Horne: But it hasn’t been out here yet, either. It comes out at the end of the next series, I think. So you can tell your parents it’s coming.

Davies: And you can tell them it was lots of fun. It won’t disappoint.

Horne: I think it’s better than the first one!

Paste: Well, we’re nearly out of time, and I didn’t even touch on the international versions that are going to be available on the new platform. I don’t know how much of a hand either of you have in them, or how much time you’ve had to watch them yourselves, but if you have thoughts…

Horne: I’ve occasionally looked into them! And it just makes me laugh so much. Particularly when there’s a language I don’t know at all. It just looks like you’re seeing somebody do a spoof on our show. It’s so weird.

Davies: I haven’t seen a lot and I do keep meaning to check them out, because I would find it fascinating. But my instinct as the original Taskmaster would be to destroy them all, of course. Which is probably why I’ve steered away.

Paste: Well, I don’t know what the cost of Taskmaster SuperMax+ is in the UK, but if you paid $5.99 a month in the US, you might be able to check them out. At least, that’s what I hear.

Horne: You know, I think that’s right. We’ll sign up!

Series 1-8 of Taskmaster are streaming now on Taskmaster SuperMax+, with new episodes from Series 9 dropping weekly on Fridays, and the remaining seasons (both UK and international) set to debut thereafter. New episodes of Series 13 of Taskmaster are currently airing (in the UK) on Channel 4 and ALL4 at 9pm on Thursday nights.

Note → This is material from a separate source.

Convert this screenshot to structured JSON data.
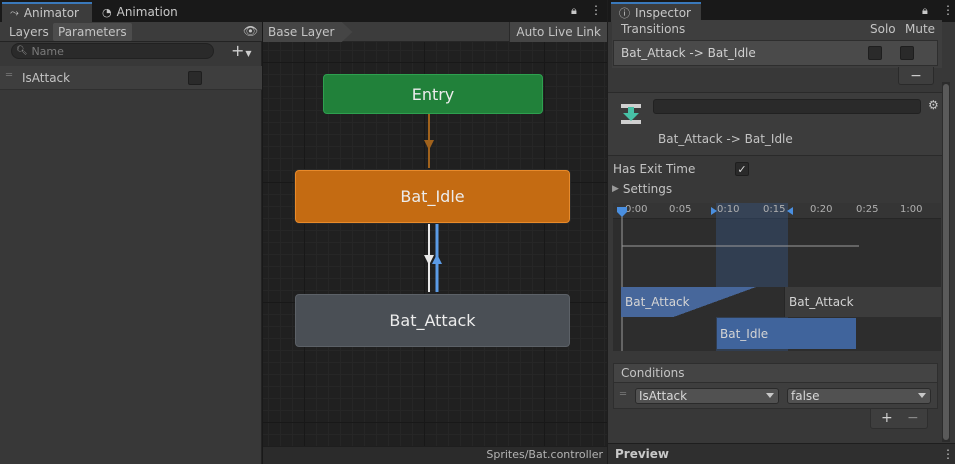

Alexis Gunderson is a TV critic and audiobibliophile. She can be found at @AlexisKG.